This rather larger-budgeted independent autobiographical comedy-drama might not be thematically original, in understanding how happiness start at any point in one's life. Yet, it's far better than its cute marketing scheme about lives touched by revelations.
Beginners has an eclectic cast which includes Ewan McGregor, Christopher Plummer, Melanie Laurent, and Goran Visnjic.
McGregor's Oliver, a wistful graphic designer, was a child with a mother (Mary Page Keller) who was rather permissive and impulsive. She knew that her husband Hal, sharply fleshed out by Plummer, wasn't who she thought he was.
In this bright, off-center foray from Mike Mills, who impressed some with his Thumbsucker, Hal comes out of the closet after a 44-year marriage with his now-deceased wife. This, and an admission of a terminal cancer, floors Oliver, who'll take care of his Jack Russell terrier, Arthur (Cosmo) shortly after Hal passes on. The 75-year-old guy seemingly has had the best time of his life through a relationship with a much younger man (Visnjic).
Mills, through his own talents and personal history, traces these two titular folks as each attempt to put more meaning into their lives. New to the idea of what romance can truly offer, Oliver sees something in an actress named Anna, done with unpredictable panache by Laurent (very good as Shosanna in the revenge fantasy Inglourious Basterds).
The way Beginners connect the past with the present as familial relations shift over time is an artistic, inspiring free-spiritedness in thought and execution. Mills instills a lovely well-shaded intimacy as Oliver talks to Arthur like an adult while getting closer to Anna as well as his late father. The way the scene-stealing canine acts and reacts has metaphorical candor to it.

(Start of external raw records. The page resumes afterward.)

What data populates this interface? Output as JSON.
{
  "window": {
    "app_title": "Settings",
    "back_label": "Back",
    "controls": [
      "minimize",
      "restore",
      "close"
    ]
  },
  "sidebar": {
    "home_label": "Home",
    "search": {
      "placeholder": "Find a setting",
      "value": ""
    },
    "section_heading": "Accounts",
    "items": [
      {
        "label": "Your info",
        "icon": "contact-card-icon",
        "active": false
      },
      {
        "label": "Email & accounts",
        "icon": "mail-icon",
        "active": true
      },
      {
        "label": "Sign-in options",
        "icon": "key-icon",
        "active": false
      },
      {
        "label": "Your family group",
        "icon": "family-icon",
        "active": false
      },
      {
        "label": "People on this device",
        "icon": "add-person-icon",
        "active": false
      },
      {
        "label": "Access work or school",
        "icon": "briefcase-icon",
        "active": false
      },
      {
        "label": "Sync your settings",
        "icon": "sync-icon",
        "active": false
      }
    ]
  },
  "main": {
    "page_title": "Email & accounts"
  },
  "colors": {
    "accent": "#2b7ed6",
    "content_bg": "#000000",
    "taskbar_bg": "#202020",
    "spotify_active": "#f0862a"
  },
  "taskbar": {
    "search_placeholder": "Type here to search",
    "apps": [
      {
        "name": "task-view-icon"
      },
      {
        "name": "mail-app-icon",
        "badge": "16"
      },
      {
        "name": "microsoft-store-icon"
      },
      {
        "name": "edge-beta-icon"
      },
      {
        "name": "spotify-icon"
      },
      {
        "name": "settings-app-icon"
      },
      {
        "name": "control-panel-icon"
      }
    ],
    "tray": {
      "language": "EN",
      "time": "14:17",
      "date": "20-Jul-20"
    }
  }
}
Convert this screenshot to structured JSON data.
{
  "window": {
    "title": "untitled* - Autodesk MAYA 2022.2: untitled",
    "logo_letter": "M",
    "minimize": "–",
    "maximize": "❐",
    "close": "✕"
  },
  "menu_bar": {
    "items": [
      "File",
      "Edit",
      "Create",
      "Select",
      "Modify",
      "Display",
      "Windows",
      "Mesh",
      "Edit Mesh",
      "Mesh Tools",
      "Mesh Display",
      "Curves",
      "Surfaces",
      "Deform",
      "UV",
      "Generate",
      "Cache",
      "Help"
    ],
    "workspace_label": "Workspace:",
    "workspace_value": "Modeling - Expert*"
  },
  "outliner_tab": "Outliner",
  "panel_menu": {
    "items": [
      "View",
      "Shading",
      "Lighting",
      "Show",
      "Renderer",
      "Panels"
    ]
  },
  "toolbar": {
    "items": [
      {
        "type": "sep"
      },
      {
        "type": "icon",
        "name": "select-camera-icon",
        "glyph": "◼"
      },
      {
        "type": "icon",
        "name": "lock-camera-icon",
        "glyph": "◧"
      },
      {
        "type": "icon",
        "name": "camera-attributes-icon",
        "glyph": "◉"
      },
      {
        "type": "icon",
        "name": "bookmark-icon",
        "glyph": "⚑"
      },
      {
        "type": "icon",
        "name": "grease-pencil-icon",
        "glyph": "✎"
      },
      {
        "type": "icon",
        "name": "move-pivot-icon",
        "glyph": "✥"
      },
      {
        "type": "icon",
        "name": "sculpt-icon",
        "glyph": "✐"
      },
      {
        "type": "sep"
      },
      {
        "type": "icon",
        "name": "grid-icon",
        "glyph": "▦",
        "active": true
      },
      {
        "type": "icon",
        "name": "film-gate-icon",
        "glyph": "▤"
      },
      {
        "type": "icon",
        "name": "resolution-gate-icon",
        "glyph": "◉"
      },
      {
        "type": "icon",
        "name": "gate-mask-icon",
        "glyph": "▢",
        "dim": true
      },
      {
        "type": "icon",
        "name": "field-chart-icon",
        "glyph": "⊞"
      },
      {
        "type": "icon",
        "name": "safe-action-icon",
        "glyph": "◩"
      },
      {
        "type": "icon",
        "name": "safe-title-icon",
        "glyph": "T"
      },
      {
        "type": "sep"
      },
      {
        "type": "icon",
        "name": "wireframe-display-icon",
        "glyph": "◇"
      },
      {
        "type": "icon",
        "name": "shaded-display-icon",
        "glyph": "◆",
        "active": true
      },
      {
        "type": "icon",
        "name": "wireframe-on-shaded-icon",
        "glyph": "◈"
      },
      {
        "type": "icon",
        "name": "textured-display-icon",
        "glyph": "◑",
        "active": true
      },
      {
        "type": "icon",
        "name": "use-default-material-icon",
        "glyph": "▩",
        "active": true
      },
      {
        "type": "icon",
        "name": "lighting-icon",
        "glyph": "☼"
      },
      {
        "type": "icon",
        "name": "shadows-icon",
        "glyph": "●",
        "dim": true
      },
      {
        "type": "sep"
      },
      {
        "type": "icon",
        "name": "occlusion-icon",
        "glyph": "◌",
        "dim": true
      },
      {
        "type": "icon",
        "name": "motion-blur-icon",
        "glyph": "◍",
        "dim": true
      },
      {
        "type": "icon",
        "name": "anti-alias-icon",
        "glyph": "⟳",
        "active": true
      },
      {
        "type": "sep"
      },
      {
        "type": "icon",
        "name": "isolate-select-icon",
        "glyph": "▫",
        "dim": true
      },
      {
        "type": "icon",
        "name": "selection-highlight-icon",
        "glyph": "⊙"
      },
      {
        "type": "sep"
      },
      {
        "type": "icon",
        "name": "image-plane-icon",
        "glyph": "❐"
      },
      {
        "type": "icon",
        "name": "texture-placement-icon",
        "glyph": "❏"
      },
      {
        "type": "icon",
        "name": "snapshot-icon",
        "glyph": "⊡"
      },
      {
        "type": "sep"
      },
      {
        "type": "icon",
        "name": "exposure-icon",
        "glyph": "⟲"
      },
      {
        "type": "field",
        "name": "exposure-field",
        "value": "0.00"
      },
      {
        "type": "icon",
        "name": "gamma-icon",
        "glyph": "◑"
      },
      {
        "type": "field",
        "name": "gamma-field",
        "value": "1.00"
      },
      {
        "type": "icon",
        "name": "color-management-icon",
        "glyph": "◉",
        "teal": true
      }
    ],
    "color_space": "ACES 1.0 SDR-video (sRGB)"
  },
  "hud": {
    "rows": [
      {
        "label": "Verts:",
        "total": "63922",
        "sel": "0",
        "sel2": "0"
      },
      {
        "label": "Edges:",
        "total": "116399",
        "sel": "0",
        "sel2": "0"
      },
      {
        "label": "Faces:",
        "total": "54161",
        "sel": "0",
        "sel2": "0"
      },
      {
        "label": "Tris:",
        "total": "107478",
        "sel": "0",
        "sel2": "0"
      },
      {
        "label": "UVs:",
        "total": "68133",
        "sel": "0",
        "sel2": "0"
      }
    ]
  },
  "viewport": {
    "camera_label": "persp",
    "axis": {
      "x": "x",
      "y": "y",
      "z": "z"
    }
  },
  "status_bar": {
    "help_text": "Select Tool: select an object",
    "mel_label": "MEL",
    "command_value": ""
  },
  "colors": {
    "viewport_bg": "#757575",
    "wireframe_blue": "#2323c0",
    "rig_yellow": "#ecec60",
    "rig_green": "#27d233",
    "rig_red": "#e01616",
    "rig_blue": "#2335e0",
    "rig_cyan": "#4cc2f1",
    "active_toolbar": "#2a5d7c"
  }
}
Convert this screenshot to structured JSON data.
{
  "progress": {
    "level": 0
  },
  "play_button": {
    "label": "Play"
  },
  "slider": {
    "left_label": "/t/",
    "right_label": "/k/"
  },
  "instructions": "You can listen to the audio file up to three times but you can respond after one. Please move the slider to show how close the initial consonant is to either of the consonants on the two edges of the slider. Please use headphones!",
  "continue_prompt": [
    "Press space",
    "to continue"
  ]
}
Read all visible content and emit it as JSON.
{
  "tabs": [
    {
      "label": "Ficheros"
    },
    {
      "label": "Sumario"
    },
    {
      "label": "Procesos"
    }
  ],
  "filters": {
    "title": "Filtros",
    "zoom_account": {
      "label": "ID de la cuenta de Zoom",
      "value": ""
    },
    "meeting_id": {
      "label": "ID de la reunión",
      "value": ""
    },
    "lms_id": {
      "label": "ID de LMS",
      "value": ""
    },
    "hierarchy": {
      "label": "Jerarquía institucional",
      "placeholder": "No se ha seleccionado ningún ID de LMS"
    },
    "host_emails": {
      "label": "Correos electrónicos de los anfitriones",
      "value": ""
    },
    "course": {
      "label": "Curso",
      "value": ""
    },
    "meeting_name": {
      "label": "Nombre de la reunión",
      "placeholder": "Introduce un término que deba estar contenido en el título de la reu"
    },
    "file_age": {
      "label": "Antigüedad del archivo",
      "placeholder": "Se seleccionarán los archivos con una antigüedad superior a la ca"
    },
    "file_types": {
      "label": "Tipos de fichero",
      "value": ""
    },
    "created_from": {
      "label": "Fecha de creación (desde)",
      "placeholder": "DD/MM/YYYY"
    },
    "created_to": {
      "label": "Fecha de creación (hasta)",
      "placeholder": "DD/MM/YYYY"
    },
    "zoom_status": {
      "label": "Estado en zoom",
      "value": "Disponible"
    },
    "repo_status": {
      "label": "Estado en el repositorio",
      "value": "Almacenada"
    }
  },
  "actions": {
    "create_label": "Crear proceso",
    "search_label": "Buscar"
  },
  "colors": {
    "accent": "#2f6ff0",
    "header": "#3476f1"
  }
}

The filmmaking allows for McGregor (The Ghost Writer, I Love You, Phillip Morris) and Plummer (The Last Station) to rise to the agile possibilities of the plot over usual overcooked studio fare (like Priest or Deception). It's a unique repartee as the sadness traced by a graphic artist (a profession shared by Mills), a costume party with Anna afflicted with laryngitis easily seeing through Oliver, among other interludes reveals the design, opportunity and wit of having a new, inspired lease on life.